Methods: Data for 59,876 cancer-registry patients aged 50-79 were analysed. We examined the effect of differential staging of prostate cancer by analysing the data both by intention to treat and by treatment received. Estimated survival was calculated by the Kaplan-Meier method.
Findings: By the intention-to-treat approach, 10-year prostate-cancer-specific survival for grade 1 cancer was 94% (95% CI 91-95) after prostatectomy, 90% (87-92) after radiotherapy, and 93% (91-94) after conservative management. The corresponding survival figures in grade 2 cancers were 87% (85-89), 76% (72-79), and 77% (74-80); those in grade 3 cancer were 67% (62-71), 53% (47-58), and 45% (40-51). Although the intention-to-treat and treatment-received analyses yielded similar results for radiotherapy and conservative management, the 10-year disease-specific survival after prostatectomy differed substantially (83% [81-84] by intention to treat vs 89% [87-91] by treatment received).

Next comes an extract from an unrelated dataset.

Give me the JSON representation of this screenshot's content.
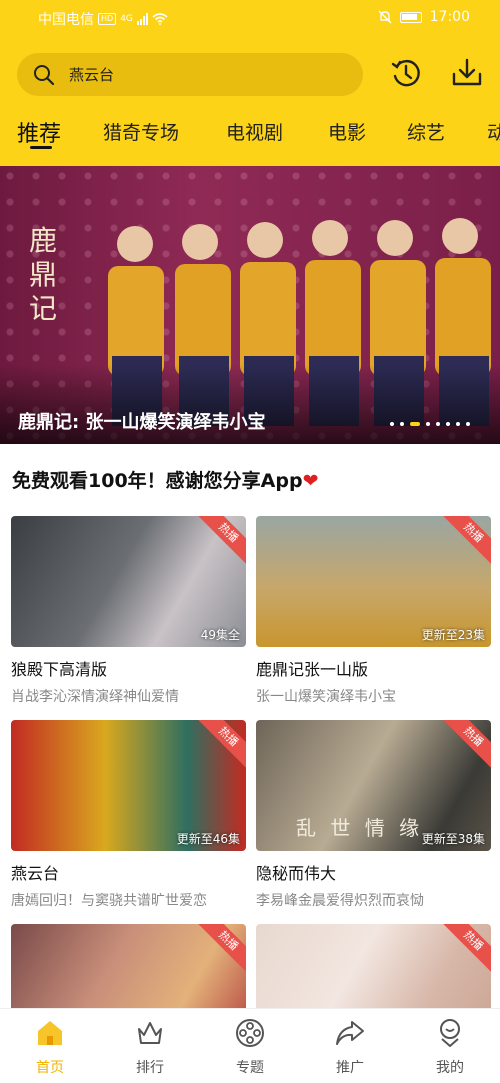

Interpretation: The overall and cancer-grade-specific survival found in this study differ substantially from those in previous studies. Previous studies that used a treatment-received approach have generally overestimated the benefits of radical prostatectomy. We found that grade 3 tumours are highly aggressive irrespective of stage.